Where do comets come from?

To answer this question, we must reconstruct the orbit of comets before they enter the inner solar system for the first time, thus before the disturbances by the gravitational attraction of the most massive planets are felt. This is a difficult problem, because we discover new comets when they are quite close to us, that is, after their orbit has been affected. So we must assess these disturbances and determine by calculation the comet’s initial orbit. From 1914 the Swedish-Danish astronomer Elis Strömgren (1870-1947) and his colleagues have shown that this initial orbit is generally a very elongated ellipse and therefore that comets do not come from the infinite. Based on this idea, the imaginative Estonian astronomer Ernst Öpik (1893-1985) considered in 1932 the existence of a “reservoir of comets” located at more than 10,000 astronomical units from the Sun. Öpik’s hypothesis was the basis of the final work of the Dutchman Jan Hendrik Oort (1900-1992). Using the initial orbits calculated by different authors, Oort showed in 1950 that their aphelion (the point where they are farthest from the Sun) is in a thick spherical shell of radius between 50,000 and 150,000 astronomical units (an astronomical unit is roughly 150 Million kilometers or 93 million miles, the distance between the Earth and Sun).

D’où viennent les comètes - 3

Orbites de quelques comètes connues en 1887, avec pour comparaison l’orbite des planètes Ces comètes sont périodiques, à l’exception des comètes C/1729 P1 et C/1853 L1. Il y a sensiblement autant de comètes à mouvement direct (comme celui des planètes) qu’à mouvement rétrograde. D’après Les Comètes / Guillemin, 1887.

Crédit : Observatoire de Paris

Occasionally, a gravitational disturbance drives a comet into the solar system. Oort thought that this disturbance was related to the passage of a nearby star. We now think that the density waves that run through our Galaxy disturb the Oort cloud of comets, rather than the gravitational action of the stars. The objects that inhabit this reservoir were probably formed near the orbits of Uranus and Neptune, and were subsequently sent to the outer solar system by the gravitational perturbations of Jupiter and Saturn.

The scientists also identified another reservoir of comets, much closer than the Oort cloud but nevertheless located beyond the orbit of Neptune: the Kuiper belt of icy objects, between 30 and 55 astronomical units from the Sun.

Image neutre 1

To summarize, there are three types of comets, from two large reservoirs.

Some new comets come to us from a distant reservoir, the Oort cloud; their orbit is a highly elongated ellipse, almost a parabola, and their direction of arrival is arbitrary.

Others come to us from a closer reservoir, the Kuiper belt; they also have almost parabolic orbits, but they are relatively close to the plane of the ecliptic where the planets circulate.

Finally, periodic comets bring together the two previous categories; their trajectory has undergone gravitational perturbations from Jupiter and Saturn, and their orbit is a more or less elongated ellipse.
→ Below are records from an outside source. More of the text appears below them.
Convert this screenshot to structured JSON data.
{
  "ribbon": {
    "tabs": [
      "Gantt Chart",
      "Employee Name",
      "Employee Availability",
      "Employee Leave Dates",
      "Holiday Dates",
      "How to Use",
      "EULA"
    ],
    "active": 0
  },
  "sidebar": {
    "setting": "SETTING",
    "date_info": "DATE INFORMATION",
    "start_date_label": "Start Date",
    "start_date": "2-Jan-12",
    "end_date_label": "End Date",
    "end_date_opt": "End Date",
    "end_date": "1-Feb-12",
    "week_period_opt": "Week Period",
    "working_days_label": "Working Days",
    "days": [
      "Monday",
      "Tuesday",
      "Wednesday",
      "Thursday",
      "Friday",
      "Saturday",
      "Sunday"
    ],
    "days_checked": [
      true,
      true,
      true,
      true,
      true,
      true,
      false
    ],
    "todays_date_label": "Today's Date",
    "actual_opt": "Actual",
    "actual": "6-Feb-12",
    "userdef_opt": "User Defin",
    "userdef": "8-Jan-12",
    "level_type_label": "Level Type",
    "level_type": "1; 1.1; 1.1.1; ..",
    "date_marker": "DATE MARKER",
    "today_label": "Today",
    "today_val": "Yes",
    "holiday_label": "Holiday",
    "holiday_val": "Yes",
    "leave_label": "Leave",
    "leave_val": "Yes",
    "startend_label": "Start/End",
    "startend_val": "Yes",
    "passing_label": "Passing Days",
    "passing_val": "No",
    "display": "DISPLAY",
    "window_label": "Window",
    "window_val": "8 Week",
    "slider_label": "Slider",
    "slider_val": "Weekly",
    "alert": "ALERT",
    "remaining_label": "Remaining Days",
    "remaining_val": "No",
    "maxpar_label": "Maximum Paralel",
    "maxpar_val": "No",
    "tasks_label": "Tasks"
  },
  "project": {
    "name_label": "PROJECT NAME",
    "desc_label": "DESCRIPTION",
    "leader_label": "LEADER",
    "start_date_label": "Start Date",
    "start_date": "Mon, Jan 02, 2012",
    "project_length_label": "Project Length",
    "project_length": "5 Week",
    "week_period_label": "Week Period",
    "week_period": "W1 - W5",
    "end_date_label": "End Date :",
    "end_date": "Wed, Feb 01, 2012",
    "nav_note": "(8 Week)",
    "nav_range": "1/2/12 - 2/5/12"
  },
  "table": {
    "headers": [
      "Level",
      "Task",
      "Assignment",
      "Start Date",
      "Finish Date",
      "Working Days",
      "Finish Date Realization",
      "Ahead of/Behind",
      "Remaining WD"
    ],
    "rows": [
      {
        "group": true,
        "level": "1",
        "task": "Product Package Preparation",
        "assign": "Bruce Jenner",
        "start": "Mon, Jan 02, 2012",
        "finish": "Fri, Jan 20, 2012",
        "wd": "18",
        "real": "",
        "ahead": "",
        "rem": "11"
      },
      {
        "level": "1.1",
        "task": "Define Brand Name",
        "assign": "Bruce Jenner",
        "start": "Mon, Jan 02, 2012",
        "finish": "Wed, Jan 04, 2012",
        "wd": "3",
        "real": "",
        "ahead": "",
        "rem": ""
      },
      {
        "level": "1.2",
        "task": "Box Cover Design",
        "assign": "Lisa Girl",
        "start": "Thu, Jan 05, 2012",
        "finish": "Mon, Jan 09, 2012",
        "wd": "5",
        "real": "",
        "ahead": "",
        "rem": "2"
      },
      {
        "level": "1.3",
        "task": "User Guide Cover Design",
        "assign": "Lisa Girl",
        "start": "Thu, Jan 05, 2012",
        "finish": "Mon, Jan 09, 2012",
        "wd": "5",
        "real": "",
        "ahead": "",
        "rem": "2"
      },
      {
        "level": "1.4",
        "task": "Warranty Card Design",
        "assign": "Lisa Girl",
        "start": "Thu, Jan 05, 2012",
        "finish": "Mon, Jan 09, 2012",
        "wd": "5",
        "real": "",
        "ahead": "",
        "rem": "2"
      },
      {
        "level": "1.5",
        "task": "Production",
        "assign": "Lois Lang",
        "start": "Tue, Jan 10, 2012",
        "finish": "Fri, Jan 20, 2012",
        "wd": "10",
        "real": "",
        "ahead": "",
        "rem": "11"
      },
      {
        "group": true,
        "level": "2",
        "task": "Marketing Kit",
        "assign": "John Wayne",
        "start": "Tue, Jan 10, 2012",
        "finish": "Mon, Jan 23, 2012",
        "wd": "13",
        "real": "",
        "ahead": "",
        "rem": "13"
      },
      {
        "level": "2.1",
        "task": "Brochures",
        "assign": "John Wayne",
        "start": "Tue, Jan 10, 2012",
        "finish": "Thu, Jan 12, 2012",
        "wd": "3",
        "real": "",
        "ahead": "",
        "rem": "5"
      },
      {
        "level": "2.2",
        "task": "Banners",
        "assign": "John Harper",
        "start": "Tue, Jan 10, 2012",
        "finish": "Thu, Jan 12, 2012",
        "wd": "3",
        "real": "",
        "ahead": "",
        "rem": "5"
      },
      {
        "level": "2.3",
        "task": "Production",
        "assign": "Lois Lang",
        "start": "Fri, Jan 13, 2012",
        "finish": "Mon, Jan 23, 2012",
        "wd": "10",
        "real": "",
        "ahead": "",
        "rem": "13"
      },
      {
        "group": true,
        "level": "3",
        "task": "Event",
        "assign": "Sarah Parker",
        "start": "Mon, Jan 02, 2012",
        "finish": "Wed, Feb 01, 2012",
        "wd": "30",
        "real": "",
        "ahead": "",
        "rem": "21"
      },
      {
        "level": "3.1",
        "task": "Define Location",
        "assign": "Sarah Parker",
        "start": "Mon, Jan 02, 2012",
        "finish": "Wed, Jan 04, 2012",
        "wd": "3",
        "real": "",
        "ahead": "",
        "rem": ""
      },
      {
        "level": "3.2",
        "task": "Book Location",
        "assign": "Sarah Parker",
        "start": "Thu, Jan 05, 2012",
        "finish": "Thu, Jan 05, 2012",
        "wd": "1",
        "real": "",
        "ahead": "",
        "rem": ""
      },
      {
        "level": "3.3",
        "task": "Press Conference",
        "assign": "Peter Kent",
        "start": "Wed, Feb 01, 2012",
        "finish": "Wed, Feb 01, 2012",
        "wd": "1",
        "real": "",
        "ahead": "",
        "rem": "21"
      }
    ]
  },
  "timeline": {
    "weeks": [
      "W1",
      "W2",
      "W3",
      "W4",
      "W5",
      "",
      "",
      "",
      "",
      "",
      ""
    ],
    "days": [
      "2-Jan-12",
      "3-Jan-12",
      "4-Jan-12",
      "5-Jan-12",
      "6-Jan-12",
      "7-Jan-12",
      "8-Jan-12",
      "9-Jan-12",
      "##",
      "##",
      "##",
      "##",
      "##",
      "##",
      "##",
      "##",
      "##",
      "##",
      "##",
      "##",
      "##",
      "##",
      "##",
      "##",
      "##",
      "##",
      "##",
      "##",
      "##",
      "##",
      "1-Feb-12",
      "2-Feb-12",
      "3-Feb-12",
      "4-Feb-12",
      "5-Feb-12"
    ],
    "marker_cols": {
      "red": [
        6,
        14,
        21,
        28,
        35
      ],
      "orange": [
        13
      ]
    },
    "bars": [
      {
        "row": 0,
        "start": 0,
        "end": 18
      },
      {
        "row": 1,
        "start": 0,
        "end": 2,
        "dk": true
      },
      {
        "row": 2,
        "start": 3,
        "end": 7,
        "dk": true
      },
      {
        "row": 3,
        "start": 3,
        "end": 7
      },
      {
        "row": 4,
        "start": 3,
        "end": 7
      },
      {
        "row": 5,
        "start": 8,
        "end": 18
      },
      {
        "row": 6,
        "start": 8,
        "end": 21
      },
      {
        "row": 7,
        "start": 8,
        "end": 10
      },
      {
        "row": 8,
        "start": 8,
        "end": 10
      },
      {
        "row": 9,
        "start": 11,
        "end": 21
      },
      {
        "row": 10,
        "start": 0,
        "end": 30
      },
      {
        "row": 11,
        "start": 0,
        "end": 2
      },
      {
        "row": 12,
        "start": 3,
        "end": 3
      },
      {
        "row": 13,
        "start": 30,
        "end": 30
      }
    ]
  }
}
Some of these comets,  “captured” by Jupiter and called comets of the “Jupiter family,” gravitate closer to the Sun than the planet does, within five astronomical units from the Sun, with periods of less than 10 years. The 2P/Encke comet is the prototype of this class. Their orbit is close to the plane of the ecliptic because they come mostly from the Kuiper Belt. Having passed many times near the Sun, they have lost much of their reserve of ice as a result of the temperature increase, and are generally not very active and therefore not very bright. Other comets, those of the Halley family, have periods between 20 and 200 years and sometimes high inclinations; they generally come from the Oort cloud. These comets are the best known today; they can be very bright, like Halley’s comet in 1910 or comet C/1995 O1 Hale-Bopp in 1997.

D’où viennent les comètes - 4

Orbites de quelques comètes à courte période, « capturées » par le champ gravitationnel de Jupiter. Ce sont des comètes dites « de la famille de Jupiter ». Les deux cercles labellisés « orbite de Jupiter » ont pour rayon la distance au périhélie et à l’aphélie (le point le plus éloigné du Soleil). D’après L’Astronomie populaire / Flammarion, 1880.

Source : James Lequeux